_WHAT THE TASK REQUIRES_:
Look below for the line containing "Output a JSON". Reproduce it and every line after it exactly, and nothing more.

-------- DATA TO EXAMINE --------

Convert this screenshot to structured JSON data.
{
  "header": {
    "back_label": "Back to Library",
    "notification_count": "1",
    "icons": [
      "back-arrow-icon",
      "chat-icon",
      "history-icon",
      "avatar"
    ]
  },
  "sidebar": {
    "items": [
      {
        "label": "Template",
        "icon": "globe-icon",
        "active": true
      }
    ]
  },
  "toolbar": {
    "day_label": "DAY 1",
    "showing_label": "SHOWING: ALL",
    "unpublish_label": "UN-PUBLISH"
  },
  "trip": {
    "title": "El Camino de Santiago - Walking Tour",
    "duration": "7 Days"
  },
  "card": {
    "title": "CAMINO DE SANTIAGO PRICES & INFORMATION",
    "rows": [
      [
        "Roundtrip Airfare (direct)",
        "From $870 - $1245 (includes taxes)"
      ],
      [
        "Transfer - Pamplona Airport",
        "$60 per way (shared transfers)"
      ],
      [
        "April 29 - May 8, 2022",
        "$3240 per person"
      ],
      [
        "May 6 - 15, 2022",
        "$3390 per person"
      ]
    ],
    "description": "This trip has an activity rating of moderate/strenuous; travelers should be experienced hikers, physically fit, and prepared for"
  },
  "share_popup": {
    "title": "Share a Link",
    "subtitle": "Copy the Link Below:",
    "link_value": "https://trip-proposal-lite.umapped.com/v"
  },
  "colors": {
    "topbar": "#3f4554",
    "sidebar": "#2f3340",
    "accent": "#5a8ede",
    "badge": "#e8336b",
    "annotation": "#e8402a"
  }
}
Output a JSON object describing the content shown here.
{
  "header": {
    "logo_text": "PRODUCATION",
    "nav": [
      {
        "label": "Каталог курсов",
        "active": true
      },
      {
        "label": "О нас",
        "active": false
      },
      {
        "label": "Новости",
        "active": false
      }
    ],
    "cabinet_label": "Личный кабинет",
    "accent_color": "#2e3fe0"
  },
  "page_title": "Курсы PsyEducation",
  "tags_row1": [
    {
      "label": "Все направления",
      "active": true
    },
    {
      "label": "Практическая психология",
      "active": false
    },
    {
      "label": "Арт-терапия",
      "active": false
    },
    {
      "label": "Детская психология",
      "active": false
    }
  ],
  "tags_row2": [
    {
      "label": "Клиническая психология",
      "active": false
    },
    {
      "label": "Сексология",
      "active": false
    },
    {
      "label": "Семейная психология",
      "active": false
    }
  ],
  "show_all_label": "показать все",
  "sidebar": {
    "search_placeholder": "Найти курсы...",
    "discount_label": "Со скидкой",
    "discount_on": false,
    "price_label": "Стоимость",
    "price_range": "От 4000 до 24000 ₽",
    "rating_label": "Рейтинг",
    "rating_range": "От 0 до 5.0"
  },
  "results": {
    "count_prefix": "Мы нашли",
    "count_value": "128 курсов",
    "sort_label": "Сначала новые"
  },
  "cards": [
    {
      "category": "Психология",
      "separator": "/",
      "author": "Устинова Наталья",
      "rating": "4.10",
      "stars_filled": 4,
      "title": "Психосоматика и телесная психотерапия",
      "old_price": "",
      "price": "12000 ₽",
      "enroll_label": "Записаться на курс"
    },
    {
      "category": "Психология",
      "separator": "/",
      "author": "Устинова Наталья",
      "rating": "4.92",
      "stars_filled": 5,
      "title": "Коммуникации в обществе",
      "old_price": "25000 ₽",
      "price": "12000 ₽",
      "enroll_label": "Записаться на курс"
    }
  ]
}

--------

_SOLUTION TO THIS PROBLEM_:
Output a JSON object describing the content shown here.
{
  "header": {
    "logo_text": "PRODUCATION",
    "nav": [
      {
        "label": "Каталог курсов",
        "active": true
      },
      {
        "label": "О нас",
        "active": false
      },
      {
        "label": "Новости",
        "active": false
      }
    ],
    "cabinet_label": "Личный кабинет",
    "accent_color": "#2e3fe0"
  },
  "page_title": "Курсы PsyEducation",
  "tags_row1": [
    {
      "label": "Все направления",
      "active": true
    },
    {
      "label": "Практическая психология",
      "active": false
    },
    {
      "label": "Арт-терапия",
      "active": false
    },
    {
      "label": "Детская психология",
      "active": false
    }
  ],
  "tags_row2": [
    {
      "label": "Клиническая психология",
      "active": false
    },
    {
      "label": "Сексология",
      "active": false
    },
    {
      "label": "Семейная психология",
      "active": false
    }
  ],
  "show_all_label": "показать все",
  "sidebar": {
    "search_placeholder": "Найти курсы...",
    "discount_label": "Со скидкой",
    "discount_on": false,
    "price_label": "Стоимость",
    "price_range": "От 4000 до 24000 ₽",
    "rating_label": "Рейтинг",
    "rating_range": "От 0 до 5.0"
  },
  "results": {
    "count_prefix": "Мы нашли",
    "count_value": "128 курсов",
    "sort_label": "Сначала новые"
  },
  "cards": [
    {
      "category": "Психология",
      "separator": "/",
      "author": "Устинова Наталья",
      "rating": "4.10",
      "stars_filled": 4,
      "title": "Психосоматика и телесная психотерапия",
      "old_price": "",
      "price": "12000 ₽",
      "enroll_label": "Записаться на курс"
    },
    {
      "category": "Психология",
      "separator": "/",
      "author": "Устинова Наталья",
      "rating": "4.92",
      "stars_filled": 5,
      "title": "Коммуникации в обществе",
      "old_price": "25000 ₽",
      "price": "12000 ₽",
      "enroll_label": "Записаться на курс"
    }
  ]
}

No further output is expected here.